Cleveland Clinic: "Heart-Healthy Cooking: Oils 101"
Paula Figoni, Culinary Nutrition Professor at Johnson & Wales University.
Frankel, E. Journal of Agricultural and Food Chemistry, Feb. 9, 2011.
Innis, S. The Journal of Nutrition, April 2007.
Joachim, David. "The Science of Good Food: the Ultimate Reference on How Cooking Works," Robert Rose Inc., 2008.
David Kamen, chef/instructor, Culinary Institute of America.
University of California at Davis: "What Is Extra Virgin Olive Oil?"
University of Nebraska at Lincoln: "Make an Olive Oil Salad Dressing."
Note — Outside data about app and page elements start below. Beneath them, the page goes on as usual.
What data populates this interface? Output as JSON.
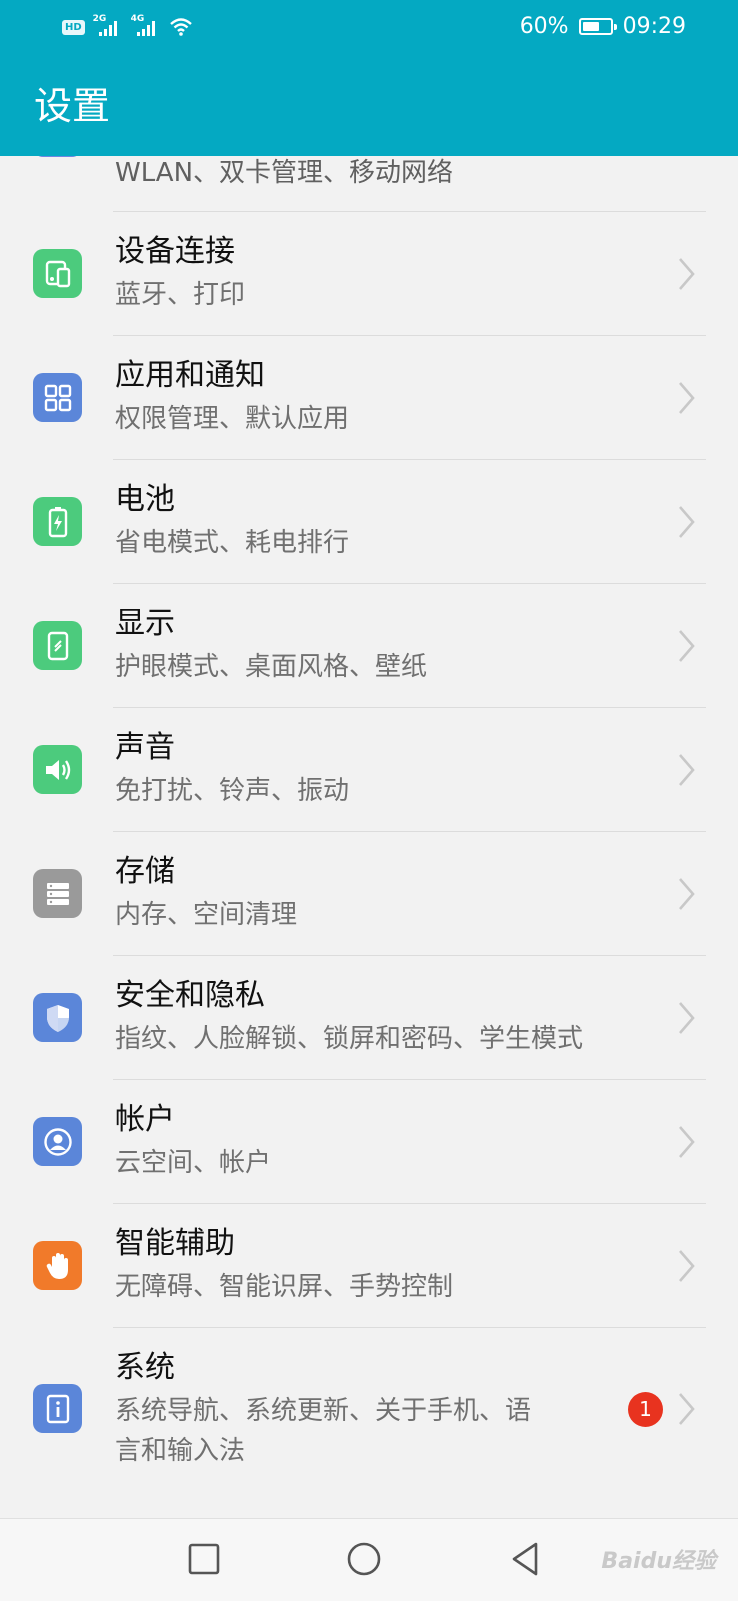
{
  "status_bar": {
    "hd": "HD",
    "sim1_network": "2G",
    "sim2_network": "4G",
    "battery_percent": "60%",
    "battery_level": 0.6,
    "time": "09:29"
  },
  "header": {
    "title": "设置"
  },
  "items": [
    {
      "title": "",
      "subtitle": "WLAN、双卡管理、移动网络",
      "icon": "network-icon",
      "color": "#6e86e3"
    },
    {
      "title": "设备连接",
      "subtitle": "蓝牙、打印",
      "icon": "device-connection-icon",
      "color": "#4ccb7d"
    },
    {
      "title": "应用和通知",
      "subtitle": "权限管理、默认应用",
      "icon": "apps-grid-icon",
      "color": "#5b86d9"
    },
    {
      "title": "电池",
      "subtitle": "省电模式、耗电排行",
      "icon": "battery-icon",
      "color": "#4ccb7d"
    },
    {
      "title": "显示",
      "subtitle": "护眼模式、桌面风格、壁纸",
      "icon": "display-icon",
      "color": "#4ccb7d"
    },
    {
      "title": "声音",
      "subtitle": "免打扰、铃声、振动",
      "icon": "sound-icon",
      "color": "#4ccb7d"
    },
    {
      "title": "存储",
      "subtitle": "内存、空间清理",
      "icon": "storage-icon",
      "color": "#9a9a9a"
    },
    {
      "title": "安全和隐私",
      "subtitle": "指纹、人脸解锁、锁屏和密码、学生模式",
      "icon": "shield-icon",
      "color": "#5b86d9"
    },
    {
      "title": "帐户",
      "subtitle": "云空间、帐户",
      "icon": "account-icon",
      "color": "#5b86d9"
    },
    {
      "title": "智能辅助",
      "subtitle": "无障碍、智能识屏、手势控制",
      "icon": "hand-icon",
      "color": "#f17a2a"
    },
    {
      "title": "系统",
      "subtitle": "系统导航、系统更新、关于手机、语",
      "subtitle2": "言和输入法",
      "icon": "info-icon",
      "color": "#5b86d9",
      "badge": "1"
    }
  ],
  "watermark": "Baidu经验"
}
THIS TOOL DOES NOT PROVIDE MEDICAL ADVICE. It is intended for general informational purposes only and does not address individual circumstances. It is not a substitute for professional medical advice, diagnosis or treatment and should not be relied on to make decisions about your health. Never ignore professional medical advice in seeking treatment because of something you have read on the WebMD Site. If you think you may have a medical emergency, immediately call your doctor or dial 911.